_ACTIVITY_
Where a line below includes the word "glyph", copy that line.

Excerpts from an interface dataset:

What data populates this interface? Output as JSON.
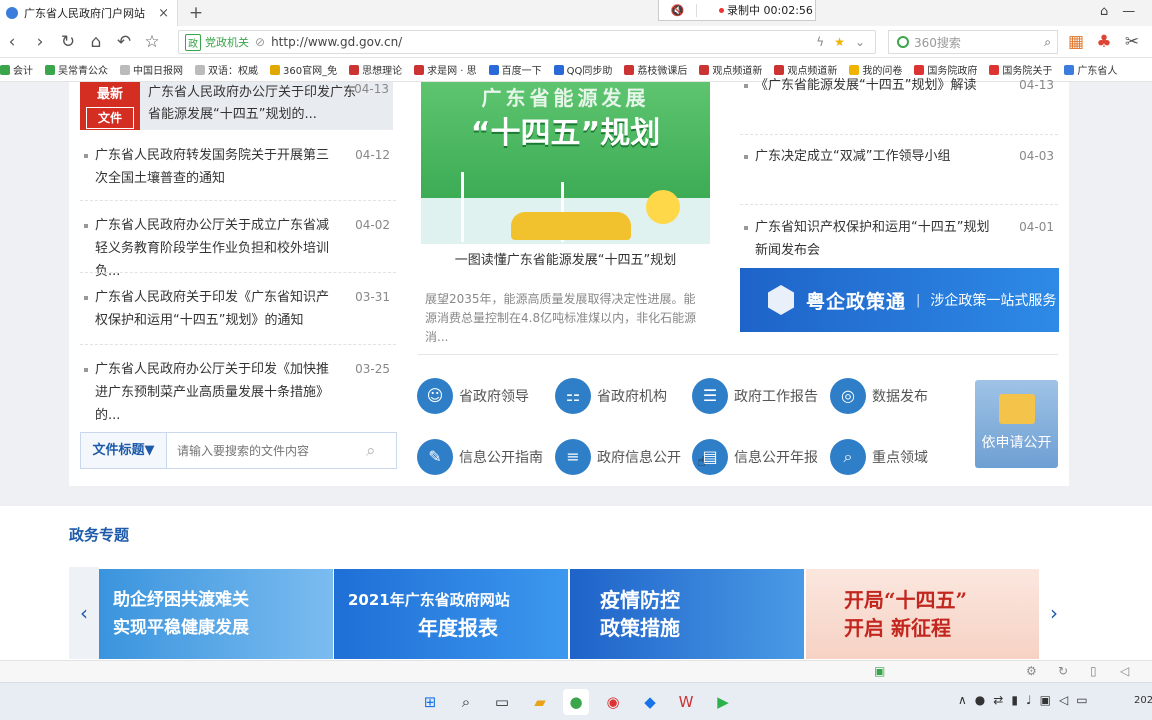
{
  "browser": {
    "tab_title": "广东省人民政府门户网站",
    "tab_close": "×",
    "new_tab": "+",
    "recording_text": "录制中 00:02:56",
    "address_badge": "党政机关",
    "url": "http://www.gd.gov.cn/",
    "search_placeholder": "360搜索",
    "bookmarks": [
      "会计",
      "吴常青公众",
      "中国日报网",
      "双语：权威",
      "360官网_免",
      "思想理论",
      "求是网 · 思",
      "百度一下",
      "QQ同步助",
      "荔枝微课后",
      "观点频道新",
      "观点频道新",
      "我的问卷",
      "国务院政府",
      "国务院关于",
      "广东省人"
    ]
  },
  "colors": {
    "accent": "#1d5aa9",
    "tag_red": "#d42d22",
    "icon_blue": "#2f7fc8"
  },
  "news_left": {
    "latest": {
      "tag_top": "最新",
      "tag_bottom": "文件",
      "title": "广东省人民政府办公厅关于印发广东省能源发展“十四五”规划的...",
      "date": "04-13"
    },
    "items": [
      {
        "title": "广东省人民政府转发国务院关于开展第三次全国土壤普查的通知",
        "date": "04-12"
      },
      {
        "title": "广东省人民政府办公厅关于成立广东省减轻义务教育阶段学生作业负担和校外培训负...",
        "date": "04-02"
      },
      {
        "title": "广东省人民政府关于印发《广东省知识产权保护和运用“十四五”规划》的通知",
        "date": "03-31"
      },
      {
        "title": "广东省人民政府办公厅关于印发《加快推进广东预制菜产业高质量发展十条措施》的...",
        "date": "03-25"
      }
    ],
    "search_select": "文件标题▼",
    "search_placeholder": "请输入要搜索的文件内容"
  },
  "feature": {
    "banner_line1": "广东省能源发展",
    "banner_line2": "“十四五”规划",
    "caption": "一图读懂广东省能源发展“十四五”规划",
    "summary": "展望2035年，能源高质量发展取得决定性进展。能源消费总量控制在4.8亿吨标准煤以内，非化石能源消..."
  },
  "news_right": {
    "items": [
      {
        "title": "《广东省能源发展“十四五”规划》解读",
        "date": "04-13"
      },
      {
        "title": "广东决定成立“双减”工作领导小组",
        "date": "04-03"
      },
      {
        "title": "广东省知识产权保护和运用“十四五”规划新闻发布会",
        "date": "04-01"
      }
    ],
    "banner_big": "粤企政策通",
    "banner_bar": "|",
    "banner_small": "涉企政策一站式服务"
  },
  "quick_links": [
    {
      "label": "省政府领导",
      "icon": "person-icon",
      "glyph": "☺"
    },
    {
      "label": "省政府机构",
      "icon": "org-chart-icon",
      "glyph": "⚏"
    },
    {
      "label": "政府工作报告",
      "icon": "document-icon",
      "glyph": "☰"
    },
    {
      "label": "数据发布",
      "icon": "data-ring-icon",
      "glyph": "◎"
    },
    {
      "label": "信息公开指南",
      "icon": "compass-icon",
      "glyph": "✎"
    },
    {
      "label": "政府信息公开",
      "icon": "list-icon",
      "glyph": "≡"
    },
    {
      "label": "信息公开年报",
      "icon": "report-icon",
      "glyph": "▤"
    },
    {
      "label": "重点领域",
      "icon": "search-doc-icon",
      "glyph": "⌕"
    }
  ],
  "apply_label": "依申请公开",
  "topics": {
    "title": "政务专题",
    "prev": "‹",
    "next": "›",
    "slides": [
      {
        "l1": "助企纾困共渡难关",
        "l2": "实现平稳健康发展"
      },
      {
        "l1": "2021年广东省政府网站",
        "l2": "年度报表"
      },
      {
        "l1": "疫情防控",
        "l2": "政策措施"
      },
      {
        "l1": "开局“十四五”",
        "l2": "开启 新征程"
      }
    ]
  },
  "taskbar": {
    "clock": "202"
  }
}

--

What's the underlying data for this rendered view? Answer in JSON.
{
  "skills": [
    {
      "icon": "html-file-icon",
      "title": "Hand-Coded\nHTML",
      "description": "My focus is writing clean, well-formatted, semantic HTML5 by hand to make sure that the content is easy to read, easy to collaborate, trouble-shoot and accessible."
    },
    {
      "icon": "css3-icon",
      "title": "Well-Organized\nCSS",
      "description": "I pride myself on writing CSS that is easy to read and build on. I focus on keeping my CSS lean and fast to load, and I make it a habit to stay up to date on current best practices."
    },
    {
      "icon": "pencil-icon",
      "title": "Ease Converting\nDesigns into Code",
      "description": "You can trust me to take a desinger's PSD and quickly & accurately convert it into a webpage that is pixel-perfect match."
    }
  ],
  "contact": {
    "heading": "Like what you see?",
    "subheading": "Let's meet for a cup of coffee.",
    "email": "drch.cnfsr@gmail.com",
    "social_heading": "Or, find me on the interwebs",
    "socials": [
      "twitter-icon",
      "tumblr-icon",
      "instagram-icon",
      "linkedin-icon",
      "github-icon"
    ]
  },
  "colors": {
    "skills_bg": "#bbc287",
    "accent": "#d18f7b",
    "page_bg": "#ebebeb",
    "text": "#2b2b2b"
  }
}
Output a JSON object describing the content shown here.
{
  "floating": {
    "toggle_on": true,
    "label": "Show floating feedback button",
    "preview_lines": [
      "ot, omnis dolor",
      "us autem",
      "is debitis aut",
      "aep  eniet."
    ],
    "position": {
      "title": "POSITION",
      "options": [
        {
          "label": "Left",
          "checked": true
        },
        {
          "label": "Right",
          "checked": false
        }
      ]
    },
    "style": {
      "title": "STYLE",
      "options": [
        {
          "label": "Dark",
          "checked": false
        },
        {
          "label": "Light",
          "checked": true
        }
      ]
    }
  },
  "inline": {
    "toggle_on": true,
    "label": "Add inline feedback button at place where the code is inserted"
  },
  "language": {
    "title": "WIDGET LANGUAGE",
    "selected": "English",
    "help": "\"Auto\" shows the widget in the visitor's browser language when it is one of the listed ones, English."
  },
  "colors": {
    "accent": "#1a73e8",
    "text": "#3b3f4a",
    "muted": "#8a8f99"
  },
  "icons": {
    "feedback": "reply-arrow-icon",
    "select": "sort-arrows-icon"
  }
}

_TASK OUTPUT_
      "glyph": "☺"
      "glyph": "⚏"
      "glyph": "☰"
      "glyph": "◎"
      "glyph": "✎"
      "glyph": "≡"
      "glyph": "▤"
      "glyph": "⌕"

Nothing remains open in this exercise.